Posted over 1 year ago

Finding Your Niche in Real Estate

When I first started telling people that I was interested in real estate, they assumed that I meant selling residential homes. I know I’m not the only one who has had that experience.

Real estate is a very broad field and there are so many different ways to have a career in real estate. Naturally, the same can be said for a lot of other industries as well, which makes it important to narrow down your focus and find a niche where you can shine; where you can be productive and happy.

What Can You Offer?

I’ve been to too many real estate networking events to count. In fact, I used to run a group back in New Jersey. These groups often consist of experienced people interested in networking and building their businesses, as well as newcomers searching for a way to break into the industry.

Frequently, the newcomers will ask how they can find a mentor or someone to teach them the ropes. The usual response is that you have to find something that you can offer in return. For example, you could bring equity partners to a deal (i.e. investors with money), you could find deals for others to invest in, you could do some hands-on construction work, or you could literally pay someone to be your mentor. The point is you’re providing something of value in exchange for their time.

Another common theme from newcomers in these meetings is an uncertainty about what they want to do. They may have seen the late-night infomercials or reality shows and have dreams about flipping houses, or perhaps they heard someone tell them that they should start off wholesaling, finding deals for other investors in exchange for a fee, and so, without giving it much thought, they’ve decided that that that’s as good a way to get started as any. But these approaches rarely seem to work.

Perhaps it’s because I used to be a career counselor, but when I talk with newcomers to the industry, I like to offer them more than a quick suggestion. Instead, I’ll often engage them in a conversation. My goal is to help others find the right path for them. We’re all individuals, and what’s right for one person can be completely wrong for someone else. This is why the one size fits all approaches of telling everyone to start off by wholesaling or flipping houses doesn’t work.

I ask new investors what they enjoy and what they’re good at. Searching through your skills, talents, abilities, and interests is the best way not only to find what you can offer of value to a potential future partner, but also what area of real estate, that is what niche, you might be best suited for.

What Are You Good At?

Some people love research, data, and numbers. Some people like talking to others on the phone. Still others like to be outside in all types of weather working with their hands. It really doesn’t matter all that much what you enjoy or what you’re good at. What’s more important is how you can translate that into a marketable skill; how you can take your unique talents and interests and use them in a productive manner.

If you’re an outgoing, people person, asking you to sit in a room by yourself in front of a computer for ten hours a day probably sounds like torture. But to someone else, digging through facts, sifting between facts and opinions, dissecting the hidden potential of a deal, and piecing together the puzzle pieces of a project is exciting.

I spoke with a man once at a networking event. He told me that he was new, but had experience as a carpenter. Sounds like a natural fit for a fix-and-flip career, right? Well, that’s what everyone else told him.

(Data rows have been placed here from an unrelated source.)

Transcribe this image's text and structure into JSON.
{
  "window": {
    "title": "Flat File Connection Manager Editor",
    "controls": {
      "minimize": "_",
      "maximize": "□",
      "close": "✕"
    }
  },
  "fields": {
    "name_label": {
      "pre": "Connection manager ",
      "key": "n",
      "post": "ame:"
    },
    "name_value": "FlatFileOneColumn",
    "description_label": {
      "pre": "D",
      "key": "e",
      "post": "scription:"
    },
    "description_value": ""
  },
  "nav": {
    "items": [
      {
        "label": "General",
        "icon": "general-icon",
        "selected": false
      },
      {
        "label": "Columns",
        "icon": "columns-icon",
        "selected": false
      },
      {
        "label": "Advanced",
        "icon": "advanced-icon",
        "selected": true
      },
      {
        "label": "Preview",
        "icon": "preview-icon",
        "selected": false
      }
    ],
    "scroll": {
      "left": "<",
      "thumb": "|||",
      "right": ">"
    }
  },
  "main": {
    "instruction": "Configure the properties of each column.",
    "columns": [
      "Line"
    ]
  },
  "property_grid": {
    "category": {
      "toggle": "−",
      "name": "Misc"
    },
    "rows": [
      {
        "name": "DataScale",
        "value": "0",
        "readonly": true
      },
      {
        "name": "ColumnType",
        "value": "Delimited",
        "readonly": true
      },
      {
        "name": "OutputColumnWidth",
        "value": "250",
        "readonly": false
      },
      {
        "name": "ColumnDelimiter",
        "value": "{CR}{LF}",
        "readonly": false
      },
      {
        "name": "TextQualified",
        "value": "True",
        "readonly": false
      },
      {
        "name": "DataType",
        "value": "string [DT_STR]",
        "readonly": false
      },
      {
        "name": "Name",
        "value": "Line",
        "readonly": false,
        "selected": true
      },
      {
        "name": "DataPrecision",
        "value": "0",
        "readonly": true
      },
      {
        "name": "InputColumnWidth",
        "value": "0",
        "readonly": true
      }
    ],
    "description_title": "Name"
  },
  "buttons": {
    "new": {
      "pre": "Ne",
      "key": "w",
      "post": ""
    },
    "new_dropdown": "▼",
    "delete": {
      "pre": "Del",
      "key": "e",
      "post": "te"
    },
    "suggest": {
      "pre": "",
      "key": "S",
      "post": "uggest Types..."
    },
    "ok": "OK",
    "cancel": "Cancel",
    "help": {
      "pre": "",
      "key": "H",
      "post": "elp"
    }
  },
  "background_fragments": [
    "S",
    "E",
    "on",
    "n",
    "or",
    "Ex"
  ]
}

But instead of jumping to the easy answer, I dug deeper. I asked if he wanted to continue “swinging hammers”. His answer was no. So, then I encouraged him to think about the transferability of the skills he’s already developed. He could certainly learn new skills, “but don’t dismiss the ones you already have”.

For example, he probably has a good idea about what things might cost. Maybe he could do some cost estimating and use that talent as a way to offer his services to someone else; joining their team, while developing new skills. Or perhaps he knows how long projects should take, has a network of subcontractors, and knows how to manage people. If so, he might make a good project manager.

Finding My Own Niche

When I first developed an interest in real estate, my assumption like a lot of people was that I would get into rehabbing single-family homes, that is doing fix-and-flips. But I knew that coming from a non-real estate background that I was at a disadvantage. I knew that I would be a prime target and likely to be taken advantage of with regards to construction costs and timelines. So, I started looking at other niches where I was better advantaged.

When I discovered mortgage note investing, I saw it as an opportunity to solve problems (which I enjoy) and to help people going through difficult times (another interest of mine). Mortgage note investing involves working with mortgage loan borrowers who have defaulted on their payments to come up with ways to address their default. This can involve a forbearance, extending the length of the loan and lowering the monthly payments, offering a discount to pay off the entire balance at once, etc. Each case is unique and involves working with individuals to figure out the best solution in a given situation. For a former counselor and a problem solver, it seemed like a suitable match.

Today, I’m still refining my niche. Although I enjoyed note investing, it was capital intensive and risky. I know that going forward I want to somehow be involved in socially impactful real estate. I still don’t know exactly what that means, but I’m getting closer. It’s like working your way through a funnel. I’ve made progress and narrowed things down quite a bit, but there’s still further to go.

I might be interested in development, managing a fund, property management, or something I have yet to discover. I might want to work for a real estate company with a philanthropic division or a nonprofit organization with a real estate division. In time, I’ll find my place.

If you’re still searching for yours… be patient. You’re worth the wait.